* Activity
Skip the images and copy each record exactly as written.

Data about app and page elements
──────
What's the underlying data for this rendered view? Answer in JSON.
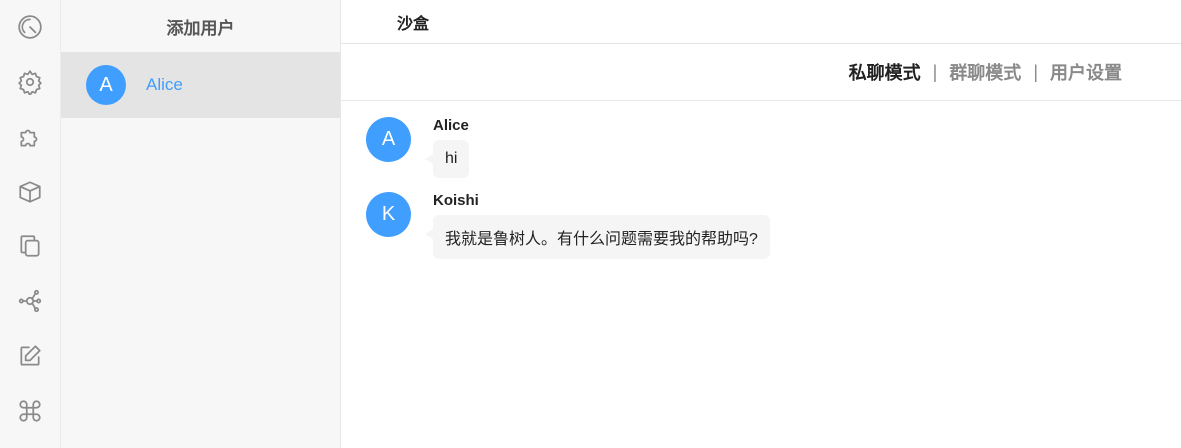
{
  "rail": {
    "icons": [
      "dashboard-gauge-icon",
      "gear-icon",
      "puzzle-icon",
      "box-icon",
      "copy-icon",
      "network-icon",
      "edit-icon",
      "command-icon"
    ]
  },
  "userpanel": {
    "add_user_label": "添加用户",
    "users": [
      {
        "initial": "A",
        "name": "Alice"
      }
    ]
  },
  "main": {
    "tab_label": "沙盒",
    "modes": [
      {
        "label": "私聊模式",
        "active": true
      },
      {
        "label": "群聊模式",
        "active": false
      },
      {
        "label": "用户设置",
        "active": false
      }
    ],
    "separator": "|",
    "messages": [
      {
        "initial": "A",
        "sender": "Alice",
        "text": "hi"
      },
      {
        "initial": "K",
        "sender": "Koishi",
        "text": "我就是鲁树人。有什么问题需要我的帮助吗?"
      }
    ]
  },
  "colors": {
    "accent": "#409eff",
    "text": "#222222",
    "muted": "#8a8a8a"
  }
}
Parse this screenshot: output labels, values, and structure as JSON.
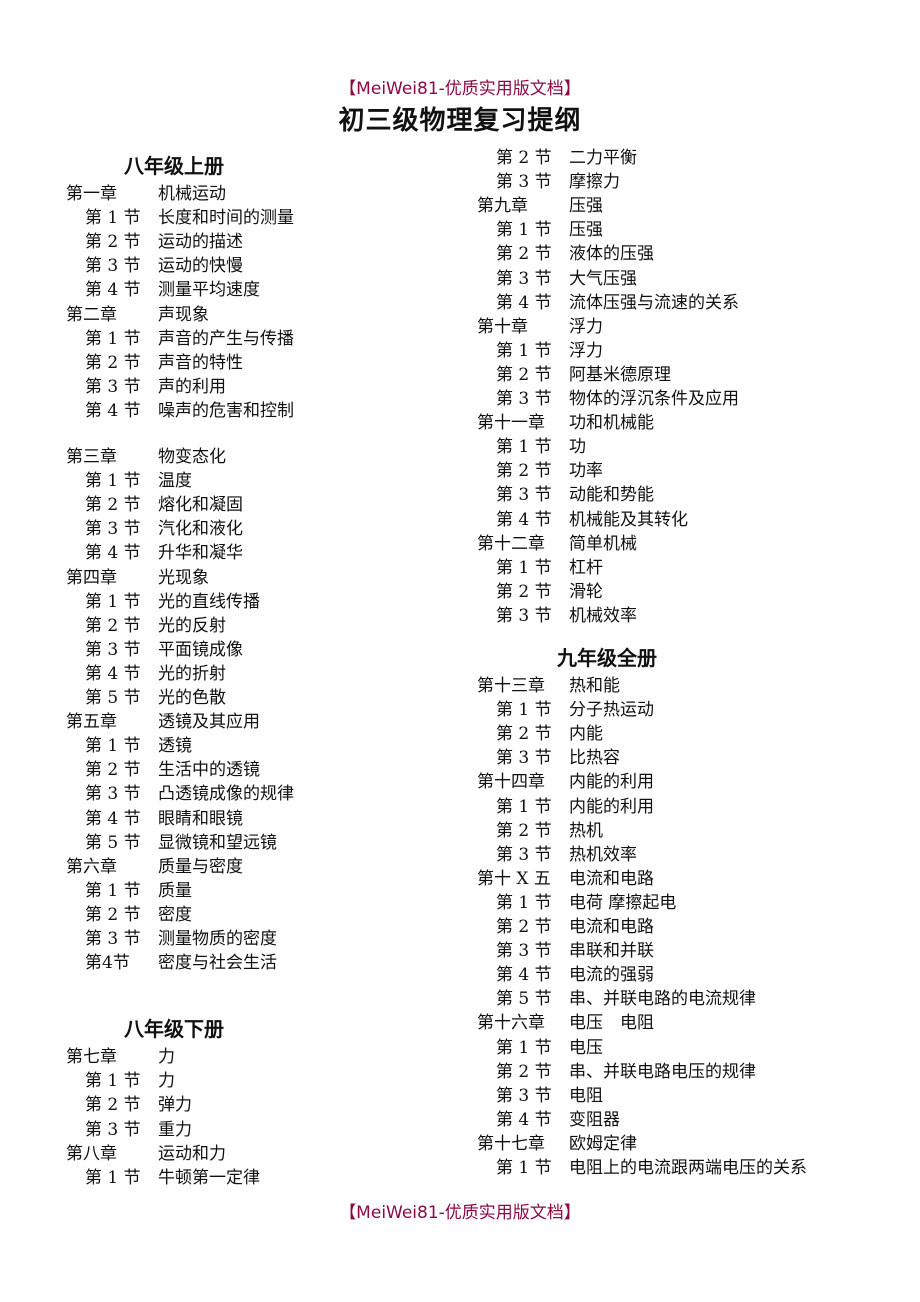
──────
* Result below
What's the underlying data for this rendered view? Answer in JSON.
{
  "rail": {
    "icons": [
      "dashboard-gauge-icon",
      "gear-icon",
      "puzzle-icon",
      "box-icon",
      "copy-icon",
      "network-icon",
      "edit-icon",
      "command-icon"
    ]
  },
  "userpanel": {
    "add_user_label": "添加用户",
    "users": [
      {
        "initial": "A",
        "name": "Alice"
      }
    ]
  },
  "main": {
    "tab_label": "沙盒",
    "modes": [
      {
        "label": "私聊模式",
        "active": true
      },
      {
        "label": "群聊模式",
        "active": false
      },
      {
        "label": "用户设置",
        "active": false
      }
    ],
    "separator": "|",
    "messages": [
      {
        "initial": "A",
        "sender": "Alice",
        "text": "hi"
      },
      {
        "initial": "K",
        "sender": "Koishi",
        "text": "我就是鲁树人。有什么问题需要我的帮助吗?"
      }
    ]
  },
  "colors": {
    "accent": "#409eff",
    "text": "#222222",
    "muted": "#8a8a8a"
  }
}
Parse this screenshot: output labels, values, and structure as JSON.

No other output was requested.